▶ Work to complete
Within this material, how many lines include the word "lunar"? Answer with a number and nothing more.

▶ Records for this task
#####

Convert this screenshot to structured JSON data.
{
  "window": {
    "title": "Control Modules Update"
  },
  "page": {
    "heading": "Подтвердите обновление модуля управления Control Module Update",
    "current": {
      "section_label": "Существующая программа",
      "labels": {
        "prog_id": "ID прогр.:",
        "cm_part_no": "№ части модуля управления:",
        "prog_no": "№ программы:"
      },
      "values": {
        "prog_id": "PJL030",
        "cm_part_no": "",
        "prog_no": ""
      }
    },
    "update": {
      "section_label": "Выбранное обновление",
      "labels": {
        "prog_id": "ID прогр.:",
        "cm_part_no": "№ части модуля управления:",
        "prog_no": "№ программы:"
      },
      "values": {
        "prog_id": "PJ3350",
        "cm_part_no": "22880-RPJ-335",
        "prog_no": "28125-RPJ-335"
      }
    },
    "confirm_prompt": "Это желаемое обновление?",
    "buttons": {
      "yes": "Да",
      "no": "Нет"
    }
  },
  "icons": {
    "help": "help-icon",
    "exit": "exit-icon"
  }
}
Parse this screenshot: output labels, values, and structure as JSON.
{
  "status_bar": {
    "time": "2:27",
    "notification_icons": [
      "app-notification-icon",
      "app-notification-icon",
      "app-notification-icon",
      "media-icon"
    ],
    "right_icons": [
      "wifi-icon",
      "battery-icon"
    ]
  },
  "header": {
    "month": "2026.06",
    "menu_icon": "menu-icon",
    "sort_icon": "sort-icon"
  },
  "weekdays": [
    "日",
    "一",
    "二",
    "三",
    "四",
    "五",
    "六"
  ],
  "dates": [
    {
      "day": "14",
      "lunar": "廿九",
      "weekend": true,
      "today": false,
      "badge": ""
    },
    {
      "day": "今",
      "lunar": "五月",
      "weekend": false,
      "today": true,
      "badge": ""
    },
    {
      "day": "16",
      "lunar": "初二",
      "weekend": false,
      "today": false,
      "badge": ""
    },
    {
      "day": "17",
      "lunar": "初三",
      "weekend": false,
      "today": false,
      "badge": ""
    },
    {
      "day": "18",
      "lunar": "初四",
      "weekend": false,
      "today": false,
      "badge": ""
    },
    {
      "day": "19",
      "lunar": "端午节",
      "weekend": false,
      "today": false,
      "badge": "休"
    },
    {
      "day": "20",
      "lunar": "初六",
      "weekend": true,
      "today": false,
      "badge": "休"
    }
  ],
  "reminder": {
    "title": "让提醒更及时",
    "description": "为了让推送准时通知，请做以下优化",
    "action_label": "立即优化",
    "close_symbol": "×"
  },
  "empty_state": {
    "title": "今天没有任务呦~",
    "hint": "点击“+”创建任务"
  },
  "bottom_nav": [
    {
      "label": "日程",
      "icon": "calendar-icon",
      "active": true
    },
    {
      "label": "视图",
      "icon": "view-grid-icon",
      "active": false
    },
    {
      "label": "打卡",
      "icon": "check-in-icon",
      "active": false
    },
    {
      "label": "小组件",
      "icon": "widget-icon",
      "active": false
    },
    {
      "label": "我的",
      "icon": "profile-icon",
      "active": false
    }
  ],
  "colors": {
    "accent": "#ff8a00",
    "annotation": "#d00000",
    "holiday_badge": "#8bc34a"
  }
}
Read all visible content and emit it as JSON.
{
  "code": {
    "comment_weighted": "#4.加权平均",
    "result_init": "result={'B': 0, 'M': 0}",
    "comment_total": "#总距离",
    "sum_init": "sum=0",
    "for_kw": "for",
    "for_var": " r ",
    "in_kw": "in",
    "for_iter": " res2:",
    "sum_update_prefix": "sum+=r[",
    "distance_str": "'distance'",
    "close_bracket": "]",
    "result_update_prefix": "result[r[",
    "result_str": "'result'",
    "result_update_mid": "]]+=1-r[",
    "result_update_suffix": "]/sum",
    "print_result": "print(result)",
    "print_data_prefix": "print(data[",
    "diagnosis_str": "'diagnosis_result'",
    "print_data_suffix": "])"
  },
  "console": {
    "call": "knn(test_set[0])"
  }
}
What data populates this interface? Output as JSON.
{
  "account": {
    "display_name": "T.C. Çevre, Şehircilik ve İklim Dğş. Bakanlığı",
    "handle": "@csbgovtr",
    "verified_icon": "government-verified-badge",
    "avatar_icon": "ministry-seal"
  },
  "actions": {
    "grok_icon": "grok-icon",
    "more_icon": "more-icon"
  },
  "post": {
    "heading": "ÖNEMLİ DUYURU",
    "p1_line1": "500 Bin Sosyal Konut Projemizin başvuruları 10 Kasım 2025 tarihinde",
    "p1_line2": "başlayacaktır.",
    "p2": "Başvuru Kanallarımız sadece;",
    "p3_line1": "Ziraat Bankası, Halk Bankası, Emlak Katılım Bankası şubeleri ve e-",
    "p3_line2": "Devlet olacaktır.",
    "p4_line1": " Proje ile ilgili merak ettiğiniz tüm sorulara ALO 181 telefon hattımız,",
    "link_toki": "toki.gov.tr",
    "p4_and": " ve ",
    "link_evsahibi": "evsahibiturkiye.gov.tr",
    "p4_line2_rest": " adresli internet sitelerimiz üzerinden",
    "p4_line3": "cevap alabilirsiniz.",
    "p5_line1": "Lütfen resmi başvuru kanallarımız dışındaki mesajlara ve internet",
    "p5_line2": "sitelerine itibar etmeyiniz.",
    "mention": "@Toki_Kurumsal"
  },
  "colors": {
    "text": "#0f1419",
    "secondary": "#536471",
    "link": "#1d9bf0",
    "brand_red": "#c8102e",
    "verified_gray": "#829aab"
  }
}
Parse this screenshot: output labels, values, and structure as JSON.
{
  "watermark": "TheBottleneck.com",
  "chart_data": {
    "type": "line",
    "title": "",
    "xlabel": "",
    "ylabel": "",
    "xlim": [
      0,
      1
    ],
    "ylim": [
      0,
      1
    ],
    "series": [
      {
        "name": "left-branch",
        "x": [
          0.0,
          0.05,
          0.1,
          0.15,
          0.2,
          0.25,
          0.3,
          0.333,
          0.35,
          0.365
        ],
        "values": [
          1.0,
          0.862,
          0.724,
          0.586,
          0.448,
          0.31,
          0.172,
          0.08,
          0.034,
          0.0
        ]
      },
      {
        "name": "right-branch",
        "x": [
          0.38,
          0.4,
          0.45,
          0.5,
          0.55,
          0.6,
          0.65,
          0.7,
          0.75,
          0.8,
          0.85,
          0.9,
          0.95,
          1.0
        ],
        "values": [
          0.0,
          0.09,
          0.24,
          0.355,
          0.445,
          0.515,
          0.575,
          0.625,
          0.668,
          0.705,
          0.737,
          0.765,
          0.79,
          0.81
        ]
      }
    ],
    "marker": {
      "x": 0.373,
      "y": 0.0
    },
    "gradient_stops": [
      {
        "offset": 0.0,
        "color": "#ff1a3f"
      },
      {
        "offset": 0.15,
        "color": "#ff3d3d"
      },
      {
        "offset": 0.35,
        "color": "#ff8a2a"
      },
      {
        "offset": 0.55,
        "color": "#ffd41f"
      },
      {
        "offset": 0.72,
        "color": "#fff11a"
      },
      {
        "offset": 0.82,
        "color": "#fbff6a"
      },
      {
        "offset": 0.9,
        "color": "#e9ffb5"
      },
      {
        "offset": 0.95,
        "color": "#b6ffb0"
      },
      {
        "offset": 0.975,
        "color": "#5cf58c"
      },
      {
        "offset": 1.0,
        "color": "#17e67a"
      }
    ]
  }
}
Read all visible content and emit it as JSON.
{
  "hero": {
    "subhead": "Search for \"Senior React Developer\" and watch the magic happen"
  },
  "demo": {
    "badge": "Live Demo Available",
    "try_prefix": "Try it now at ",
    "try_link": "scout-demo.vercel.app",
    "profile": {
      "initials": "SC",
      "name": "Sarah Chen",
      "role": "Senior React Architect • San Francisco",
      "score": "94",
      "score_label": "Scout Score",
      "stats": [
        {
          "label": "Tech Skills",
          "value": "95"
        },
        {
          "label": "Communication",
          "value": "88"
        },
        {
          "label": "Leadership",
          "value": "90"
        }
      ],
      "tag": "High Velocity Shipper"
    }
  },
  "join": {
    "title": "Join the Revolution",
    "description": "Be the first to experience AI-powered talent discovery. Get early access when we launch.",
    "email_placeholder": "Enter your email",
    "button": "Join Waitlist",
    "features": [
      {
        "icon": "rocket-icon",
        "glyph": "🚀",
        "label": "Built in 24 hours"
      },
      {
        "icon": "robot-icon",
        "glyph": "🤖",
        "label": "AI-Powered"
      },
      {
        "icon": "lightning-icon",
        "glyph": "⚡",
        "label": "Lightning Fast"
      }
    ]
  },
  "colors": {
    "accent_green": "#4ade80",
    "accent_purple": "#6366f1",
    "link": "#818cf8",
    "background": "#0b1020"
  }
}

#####

▶ The answer
7